» Directions
Which lines of the material contain the word "desktop"? Show each one.

•••••

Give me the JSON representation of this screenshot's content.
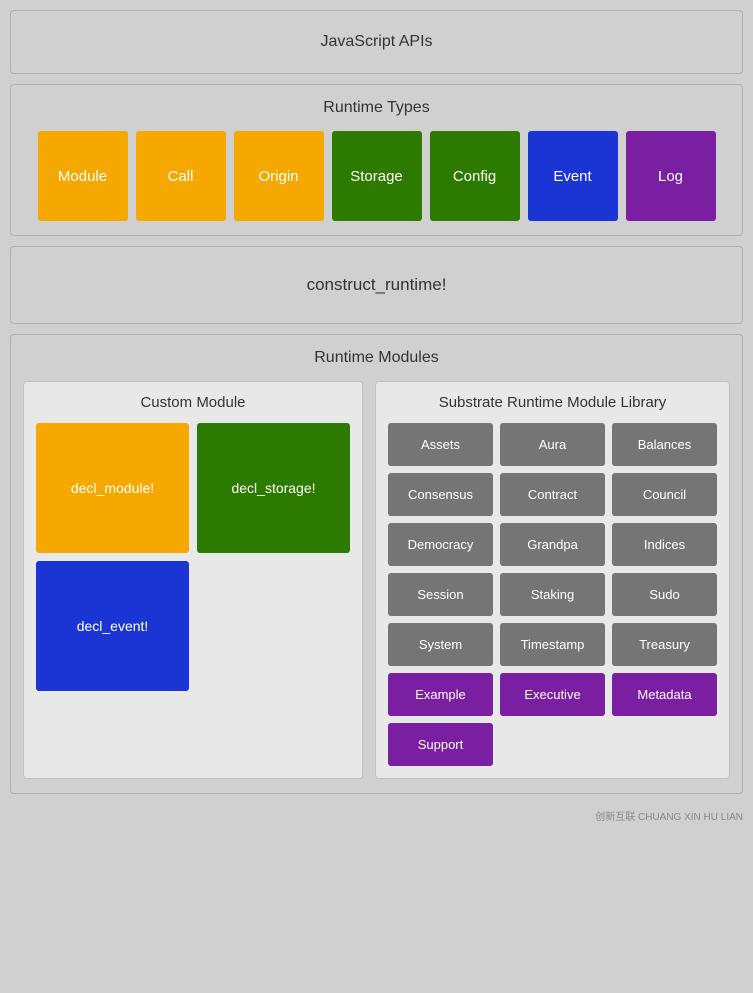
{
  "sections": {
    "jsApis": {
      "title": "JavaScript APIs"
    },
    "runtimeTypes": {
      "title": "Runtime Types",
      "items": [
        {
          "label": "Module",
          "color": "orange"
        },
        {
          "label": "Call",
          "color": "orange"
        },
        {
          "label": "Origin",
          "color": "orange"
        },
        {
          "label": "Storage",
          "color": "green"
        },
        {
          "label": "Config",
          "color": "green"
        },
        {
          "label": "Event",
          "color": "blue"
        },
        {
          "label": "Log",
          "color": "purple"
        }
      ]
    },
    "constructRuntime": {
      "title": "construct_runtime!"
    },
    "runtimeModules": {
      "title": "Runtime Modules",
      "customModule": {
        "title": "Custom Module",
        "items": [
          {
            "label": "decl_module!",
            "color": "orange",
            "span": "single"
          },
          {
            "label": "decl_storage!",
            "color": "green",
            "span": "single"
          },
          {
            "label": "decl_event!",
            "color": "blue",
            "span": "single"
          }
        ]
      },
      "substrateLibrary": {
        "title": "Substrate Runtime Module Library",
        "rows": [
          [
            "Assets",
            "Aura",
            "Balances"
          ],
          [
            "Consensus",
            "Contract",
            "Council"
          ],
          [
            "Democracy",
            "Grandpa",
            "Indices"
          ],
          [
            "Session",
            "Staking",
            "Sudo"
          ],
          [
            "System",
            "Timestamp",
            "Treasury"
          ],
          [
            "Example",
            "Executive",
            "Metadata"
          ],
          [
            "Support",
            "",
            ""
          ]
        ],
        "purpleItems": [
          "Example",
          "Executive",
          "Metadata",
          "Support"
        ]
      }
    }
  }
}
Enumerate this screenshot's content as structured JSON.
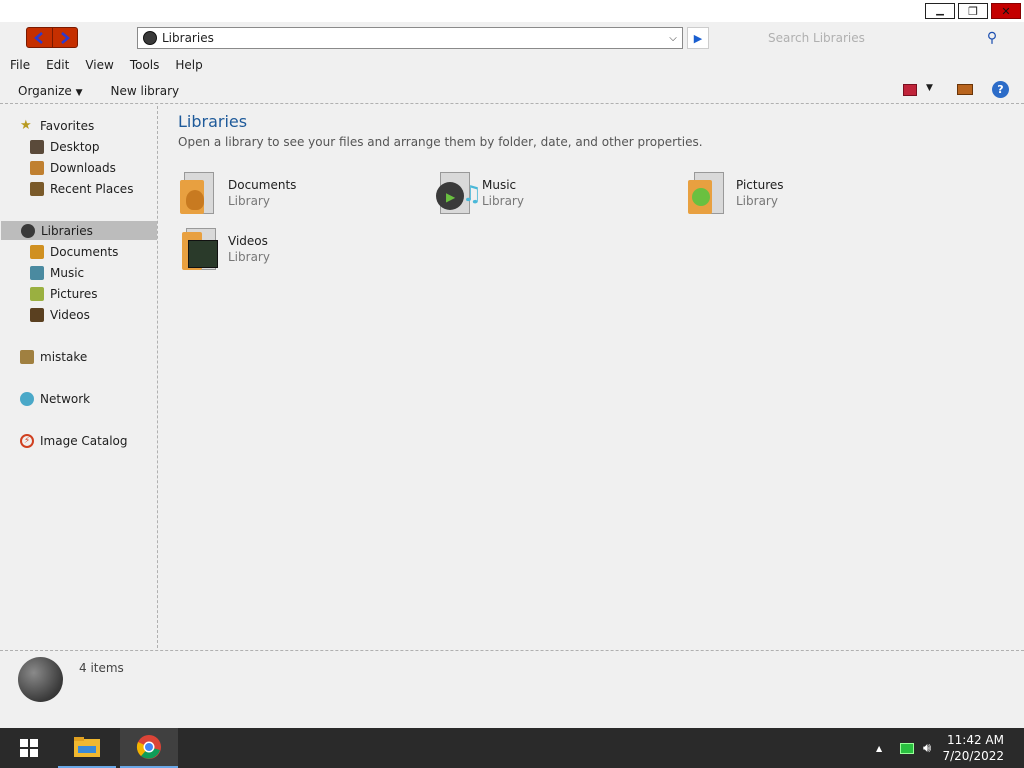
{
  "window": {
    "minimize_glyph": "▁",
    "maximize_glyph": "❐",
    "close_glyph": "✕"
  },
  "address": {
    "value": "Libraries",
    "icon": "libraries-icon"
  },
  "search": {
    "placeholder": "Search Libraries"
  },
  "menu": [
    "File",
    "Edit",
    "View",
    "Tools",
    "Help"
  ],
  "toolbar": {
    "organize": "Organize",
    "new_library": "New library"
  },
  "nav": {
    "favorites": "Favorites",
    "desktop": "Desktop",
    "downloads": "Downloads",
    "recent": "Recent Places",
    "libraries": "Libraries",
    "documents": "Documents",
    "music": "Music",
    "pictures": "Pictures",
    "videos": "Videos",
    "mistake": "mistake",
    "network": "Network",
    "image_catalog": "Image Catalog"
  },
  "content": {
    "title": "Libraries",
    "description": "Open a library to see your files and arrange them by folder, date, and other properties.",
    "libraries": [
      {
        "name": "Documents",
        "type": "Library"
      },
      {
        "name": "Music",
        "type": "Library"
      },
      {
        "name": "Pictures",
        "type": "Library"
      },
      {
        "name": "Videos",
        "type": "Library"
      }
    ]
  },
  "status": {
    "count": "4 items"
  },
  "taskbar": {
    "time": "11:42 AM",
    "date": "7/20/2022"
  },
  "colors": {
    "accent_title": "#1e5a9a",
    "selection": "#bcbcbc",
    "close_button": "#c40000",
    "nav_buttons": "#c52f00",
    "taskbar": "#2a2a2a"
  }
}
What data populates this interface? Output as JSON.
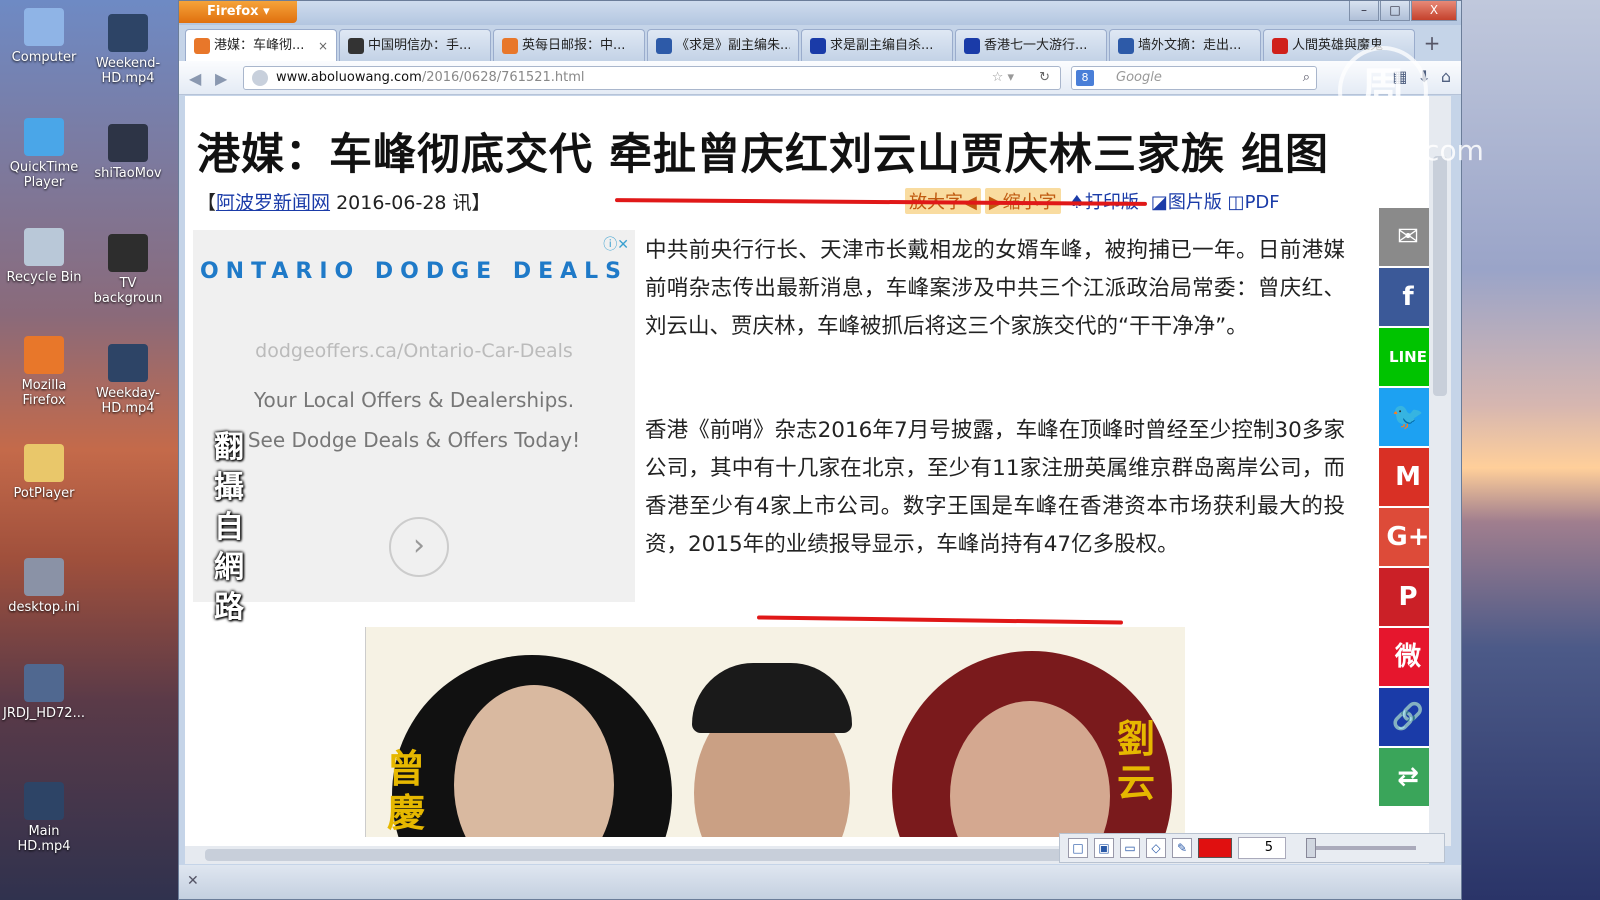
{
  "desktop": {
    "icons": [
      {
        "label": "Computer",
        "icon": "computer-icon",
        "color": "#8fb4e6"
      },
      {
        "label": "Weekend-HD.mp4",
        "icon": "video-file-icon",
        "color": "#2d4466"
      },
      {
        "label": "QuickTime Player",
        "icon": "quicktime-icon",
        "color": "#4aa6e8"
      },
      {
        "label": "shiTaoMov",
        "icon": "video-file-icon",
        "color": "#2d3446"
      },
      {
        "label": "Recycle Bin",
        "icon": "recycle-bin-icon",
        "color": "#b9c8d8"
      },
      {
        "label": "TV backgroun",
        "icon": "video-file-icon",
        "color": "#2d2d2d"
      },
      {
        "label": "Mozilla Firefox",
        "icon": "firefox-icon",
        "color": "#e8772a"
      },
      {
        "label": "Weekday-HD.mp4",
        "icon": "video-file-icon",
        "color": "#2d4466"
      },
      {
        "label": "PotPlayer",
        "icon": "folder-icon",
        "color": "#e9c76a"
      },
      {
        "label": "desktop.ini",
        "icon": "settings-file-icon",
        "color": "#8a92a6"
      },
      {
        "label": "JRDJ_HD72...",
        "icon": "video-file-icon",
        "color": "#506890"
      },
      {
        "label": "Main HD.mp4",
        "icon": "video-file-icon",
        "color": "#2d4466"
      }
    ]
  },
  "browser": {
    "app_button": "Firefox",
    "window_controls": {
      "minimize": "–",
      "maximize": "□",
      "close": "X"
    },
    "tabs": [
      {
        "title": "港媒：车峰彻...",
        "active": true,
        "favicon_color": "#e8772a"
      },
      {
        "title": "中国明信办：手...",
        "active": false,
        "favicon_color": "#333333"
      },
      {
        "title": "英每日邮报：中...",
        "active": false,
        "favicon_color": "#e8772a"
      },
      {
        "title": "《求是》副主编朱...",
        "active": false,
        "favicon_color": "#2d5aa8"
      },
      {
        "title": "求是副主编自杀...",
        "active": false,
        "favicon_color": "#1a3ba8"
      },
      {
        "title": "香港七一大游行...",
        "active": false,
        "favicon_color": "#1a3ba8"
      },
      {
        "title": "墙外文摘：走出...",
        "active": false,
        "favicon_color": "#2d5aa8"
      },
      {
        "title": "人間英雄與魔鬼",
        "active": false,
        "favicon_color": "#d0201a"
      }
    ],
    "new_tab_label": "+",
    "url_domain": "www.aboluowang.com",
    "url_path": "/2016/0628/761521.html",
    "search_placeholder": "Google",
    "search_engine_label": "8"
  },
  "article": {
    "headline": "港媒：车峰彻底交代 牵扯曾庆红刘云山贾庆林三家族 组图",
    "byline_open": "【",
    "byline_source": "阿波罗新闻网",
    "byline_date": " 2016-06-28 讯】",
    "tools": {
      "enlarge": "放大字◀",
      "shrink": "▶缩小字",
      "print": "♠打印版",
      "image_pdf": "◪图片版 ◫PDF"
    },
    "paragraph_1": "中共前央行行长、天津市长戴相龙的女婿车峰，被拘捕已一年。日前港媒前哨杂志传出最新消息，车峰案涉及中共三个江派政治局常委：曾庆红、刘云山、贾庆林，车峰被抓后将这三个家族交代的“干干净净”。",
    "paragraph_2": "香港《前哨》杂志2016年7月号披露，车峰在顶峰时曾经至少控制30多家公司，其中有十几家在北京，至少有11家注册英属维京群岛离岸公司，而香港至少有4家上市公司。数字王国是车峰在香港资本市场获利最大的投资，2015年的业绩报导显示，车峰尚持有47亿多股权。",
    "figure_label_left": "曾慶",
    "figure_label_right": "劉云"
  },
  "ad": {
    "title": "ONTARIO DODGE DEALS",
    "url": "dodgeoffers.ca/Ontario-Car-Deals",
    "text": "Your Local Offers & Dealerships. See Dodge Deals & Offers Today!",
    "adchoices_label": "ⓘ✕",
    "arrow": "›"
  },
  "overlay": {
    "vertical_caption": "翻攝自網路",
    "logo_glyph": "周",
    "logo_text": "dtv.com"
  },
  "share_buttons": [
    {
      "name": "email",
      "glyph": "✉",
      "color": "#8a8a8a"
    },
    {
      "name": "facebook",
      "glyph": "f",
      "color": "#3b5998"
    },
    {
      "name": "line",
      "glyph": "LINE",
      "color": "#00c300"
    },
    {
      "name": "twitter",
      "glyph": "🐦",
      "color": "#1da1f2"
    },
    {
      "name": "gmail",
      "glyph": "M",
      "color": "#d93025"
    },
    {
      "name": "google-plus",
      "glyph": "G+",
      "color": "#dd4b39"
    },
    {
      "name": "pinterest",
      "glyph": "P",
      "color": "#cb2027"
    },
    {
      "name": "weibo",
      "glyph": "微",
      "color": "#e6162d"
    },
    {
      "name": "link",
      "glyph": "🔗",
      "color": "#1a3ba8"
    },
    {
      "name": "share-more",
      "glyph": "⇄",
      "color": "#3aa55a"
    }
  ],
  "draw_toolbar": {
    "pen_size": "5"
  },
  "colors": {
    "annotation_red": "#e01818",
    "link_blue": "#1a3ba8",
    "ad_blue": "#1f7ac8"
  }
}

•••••

» Result below
    "desktop": "Desktop",
  "desktop": {
        "label": "desktop.ini",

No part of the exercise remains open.